PROBLEM DETAILS. Count the lines below containing "chevron". Number only.

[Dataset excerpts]
===

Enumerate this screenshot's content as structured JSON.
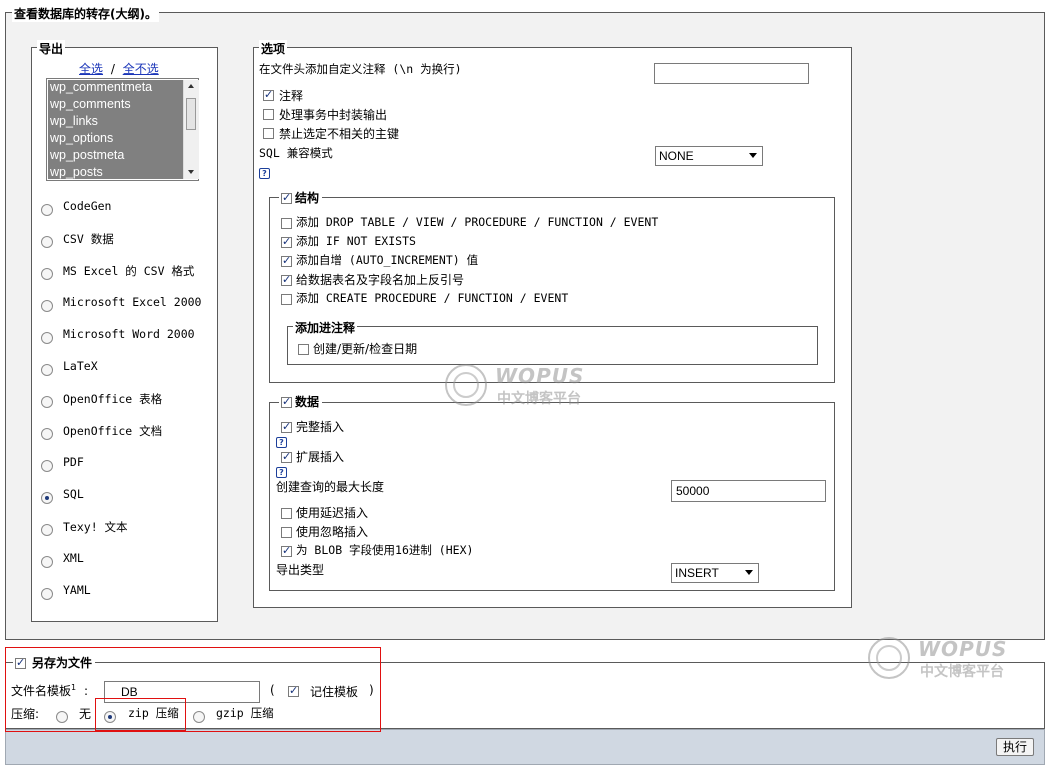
{
  "main_legend": "查看数据库的转存(大纲)。",
  "export": {
    "legend": "导出",
    "select_all": "全选",
    "separator": "/",
    "select_none": "全不选",
    "tables": [
      "wp_commentmeta",
      "wp_comments",
      "wp_links",
      "wp_options",
      "wp_postmeta",
      "wp_posts"
    ],
    "formats": [
      "CodeGen",
      "CSV 数据",
      "MS Excel 的 CSV 格式",
      "Microsoft Excel 2000",
      "Microsoft Word 2000",
      "LaTeX",
      "OpenOffice 表格",
      "OpenOffice 文档",
      "PDF",
      "SQL",
      "Texy! 文本",
      "XML",
      "YAML"
    ],
    "selected_format": "SQL"
  },
  "options": {
    "legend": "选项",
    "header_comment_label": "在文件头添加自定义注释 (\\n 为换行)",
    "header_comment_value": "",
    "comments_label": "注释",
    "transaction_label": "处理事务中封装输出",
    "disable_fk_label": "禁止选定不相关的主键",
    "compat_label": "SQL 兼容模式",
    "compat_value": "NONE",
    "help_glyph": "?",
    "structure": {
      "legend": "结构",
      "drop_table": "添加 DROP TABLE / VIEW / PROCEDURE / FUNCTION / EVENT",
      "if_not_exists": "添加 IF NOT EXISTS",
      "auto_increment": "添加自增 (AUTO_INCREMENT) 值",
      "backquotes": "给数据表名及字段名加上反引号",
      "create_procedure": "添加 CREATE PROCEDURE / FUNCTION / EVENT",
      "comments_legend": "添加进注释",
      "dates_label": "创建/更新/检查日期"
    },
    "data": {
      "legend": "数据",
      "complete_inserts": "完整插入",
      "extended_inserts": "扩展插入",
      "max_query_label": "创建查询的最大长度",
      "max_query_value": "50000",
      "delayed_inserts": "使用延迟插入",
      "ignore_inserts": "使用忽略插入",
      "hex_blob": "为 BLOB 字段使用16进制 (HEX)",
      "export_type_label": "导出类型",
      "export_type_value": "INSERT"
    }
  },
  "save": {
    "legend": "另存为文件",
    "filename_label": "文件名模板",
    "filename_sup": "1",
    "colon": ":",
    "filename_value": "DB",
    "paren_open": "(",
    "remember_label": "记住模板",
    "paren_close": ")",
    "compression_label": "压缩:",
    "none_label": "无",
    "zip_label": "zip 压缩",
    "gzip_label": "gzip 压缩",
    "selected_compression": "zip"
  },
  "go_button": "执行",
  "watermark": {
    "brand": "WOPUS",
    "subtitle": "中文博客平台"
  }
}
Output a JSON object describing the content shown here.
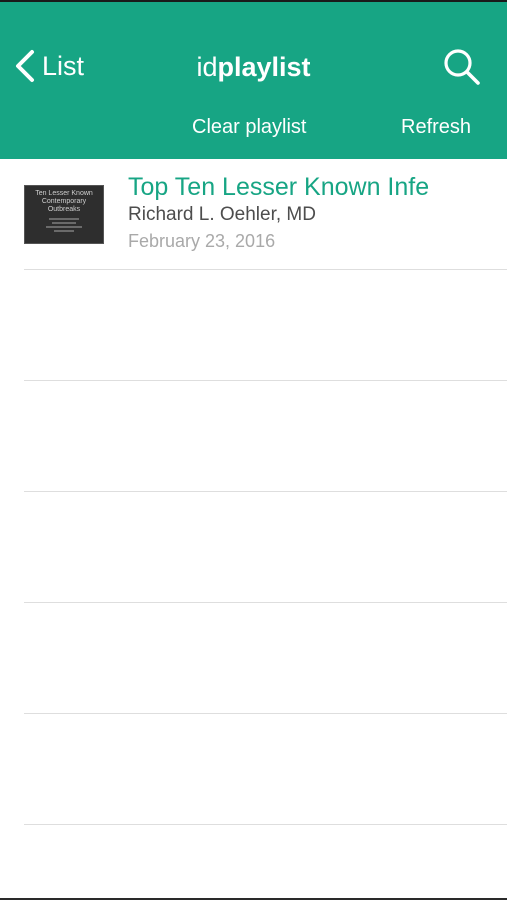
{
  "nav": {
    "back_label": "List",
    "title_light": "id",
    "title_bold": "playlist",
    "clear_label": "Clear playlist",
    "refresh_label": "Refresh",
    "back_icon": "chevron-left-icon",
    "search_icon": "search-icon"
  },
  "colors": {
    "brand": "#17a584",
    "title_text": "#17a584",
    "author_text": "#4d4d4d",
    "date_text": "#a9a9a9",
    "divider": "#dedede"
  },
  "playlist": {
    "items": [
      {
        "title": "Top Ten Lesser Known Infe",
        "author": "Richard L. Oehler, MD",
        "date": "February 23, 2016",
        "thumbnail": {
          "lines": [
            "Ten Lesser Known",
            "Contemporary",
            "Outbreaks"
          ]
        }
      }
    ],
    "empty_rows": 5
  }
}
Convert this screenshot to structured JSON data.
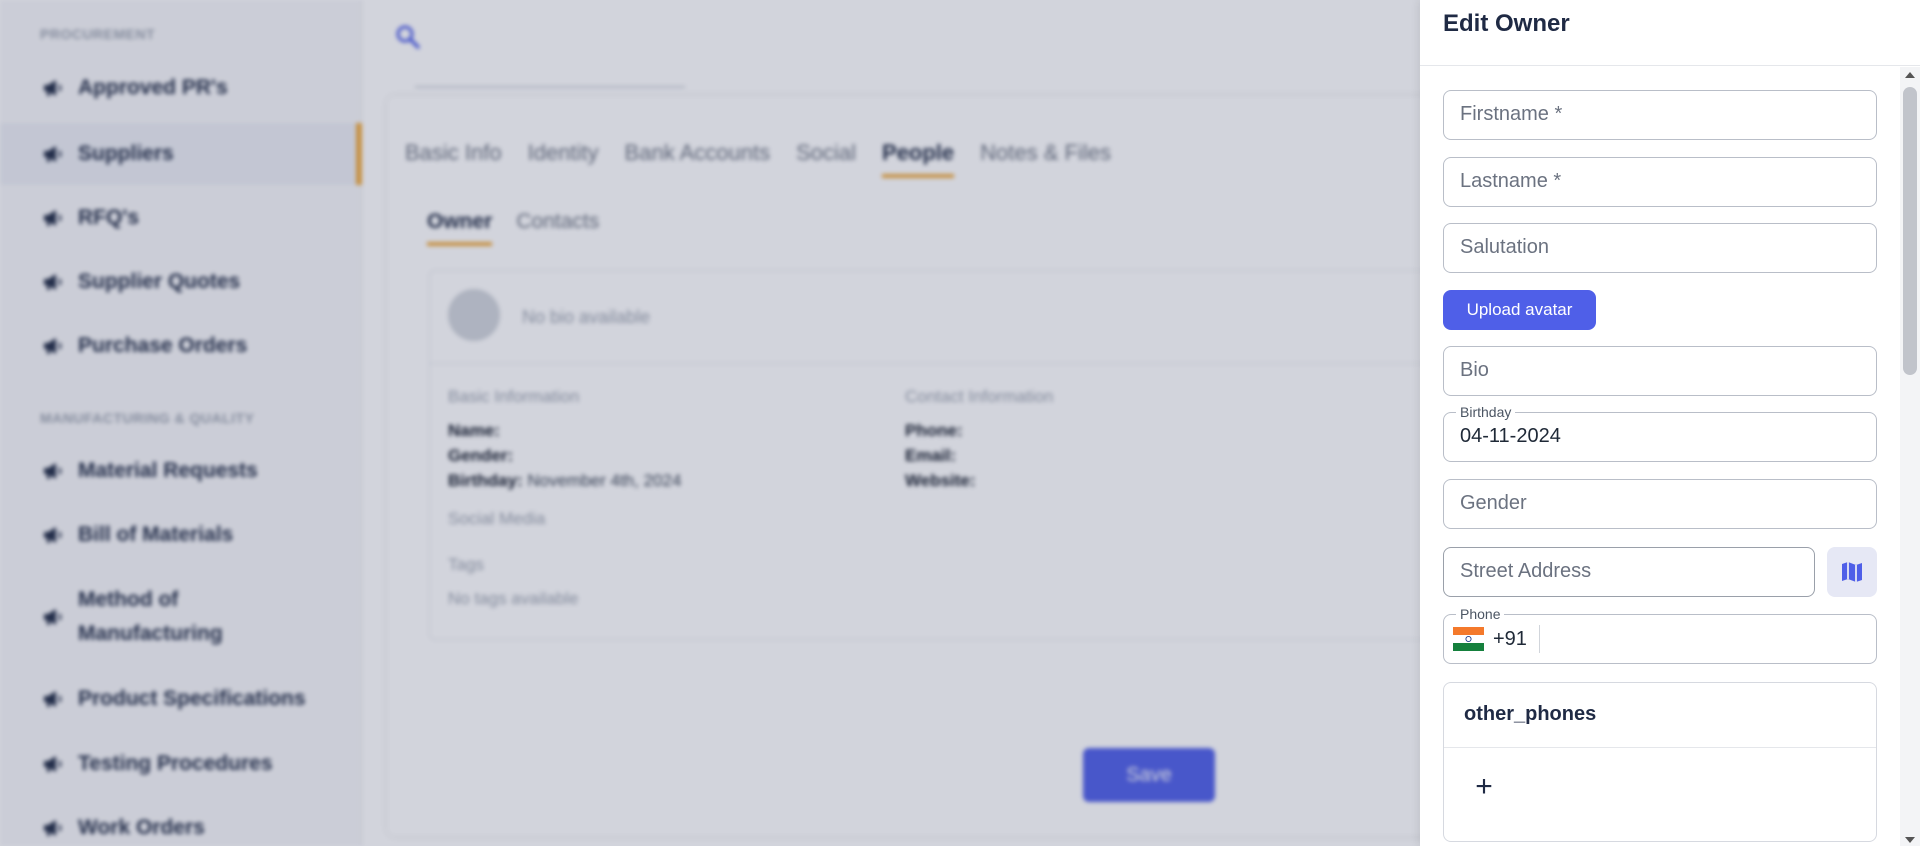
{
  "sidebar": {
    "section_procurement": "PROCUREMENT",
    "section_manufacturing": "MANUFACTURING & QUALITY",
    "items": [
      {
        "label": "Approved PR's"
      },
      {
        "label": "Suppliers"
      },
      {
        "label": "RFQ's"
      },
      {
        "label": "Supplier Quotes"
      },
      {
        "label": "Purchase Orders"
      },
      {
        "label": "Material Requests"
      },
      {
        "label": "Bill of Materials"
      },
      {
        "label": "Method of Manufacturing"
      },
      {
        "label": "Product Specifications"
      },
      {
        "label": "Testing Procedures"
      },
      {
        "label": "Work Orders"
      }
    ],
    "active_item": "Suppliers"
  },
  "main": {
    "tabs": [
      {
        "label": "Basic Info"
      },
      {
        "label": "Identity"
      },
      {
        "label": "Bank Accounts"
      },
      {
        "label": "Social"
      },
      {
        "label": "People"
      },
      {
        "label": "Notes & Files"
      }
    ],
    "active_tab": "People",
    "subtabs": [
      {
        "label": "Owner"
      },
      {
        "label": "Contacts"
      }
    ],
    "active_subtab": "Owner",
    "profile": {
      "no_bio": "No bio available",
      "basic_title": "Basic Information",
      "name_label": "Name:",
      "gender_label": "Gender:",
      "birthday_label": "Birthday:",
      "birthday_value": "November 4th, 2024",
      "social_title": "Social Media",
      "tags_title": "Tags",
      "no_tags": "No tags available",
      "contact_title": "Contact Information",
      "phone_label": "Phone:",
      "email_label": "Email:",
      "website_label": "Website:"
    },
    "save_label": "Save"
  },
  "drawer": {
    "title": "Edit Owner",
    "firstname_placeholder": "Firstname *",
    "lastname_placeholder": "Lastname *",
    "salutation_placeholder": "Salutation",
    "upload_label": "Upload avatar",
    "bio_placeholder": "Bio",
    "birthday_label": "Birthday",
    "birthday_value": "04-11-2024",
    "gender_placeholder": "Gender",
    "street_placeholder": "Street Address",
    "phone_label": "Phone",
    "phone_code": "+91",
    "other_phones_title": "other_phones",
    "add_icon": "+"
  },
  "colors": {
    "accent": "#4f5fe8",
    "tab_underline": "#f0a93b",
    "heading": "#1f2a44"
  },
  "icons": {
    "megaphone": "megaphone-icon",
    "search": "search-icon",
    "map": "map-icon",
    "flag": "india-flag-icon",
    "add": "plus-icon"
  }
}
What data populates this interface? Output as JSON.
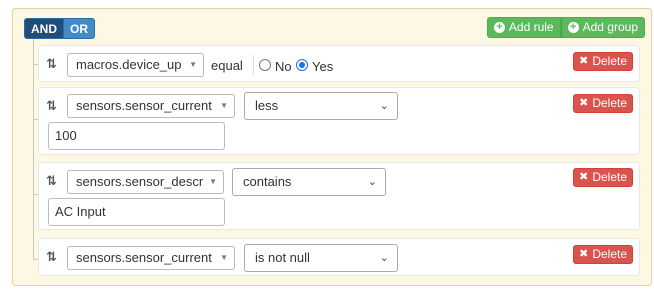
{
  "group": {
    "condition_and": "AND",
    "condition_or": "OR",
    "add_rule": "Add rule",
    "add_group": "Add group"
  },
  "rules": [
    {
      "field": "macros.device_up",
      "operator": "equal",
      "radio_no": "No",
      "radio_yes": "Yes",
      "selected": "Yes",
      "delete": "Delete"
    },
    {
      "field": "sensors.sensor_current",
      "operator": "less",
      "value": "100",
      "delete": "Delete"
    },
    {
      "field": "sensors.sensor_descr",
      "operator": "contains",
      "value": "AC Input",
      "delete": "Delete"
    },
    {
      "field": "sensors.sensor_current",
      "operator": "is not null",
      "delete": "Delete"
    }
  ],
  "icons": {
    "drag": "sort-arrows-icon",
    "add": "plus-circle-icon",
    "delete": "times-icon",
    "caret": "chevron-down-icon"
  },
  "colors": {
    "group_bg": "#fcf8e3",
    "and_active": "#1f4e7a",
    "or": "#428bca",
    "success": "#5cb85c",
    "danger": "#d9534f"
  }
}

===

TASK OUTPUT. 2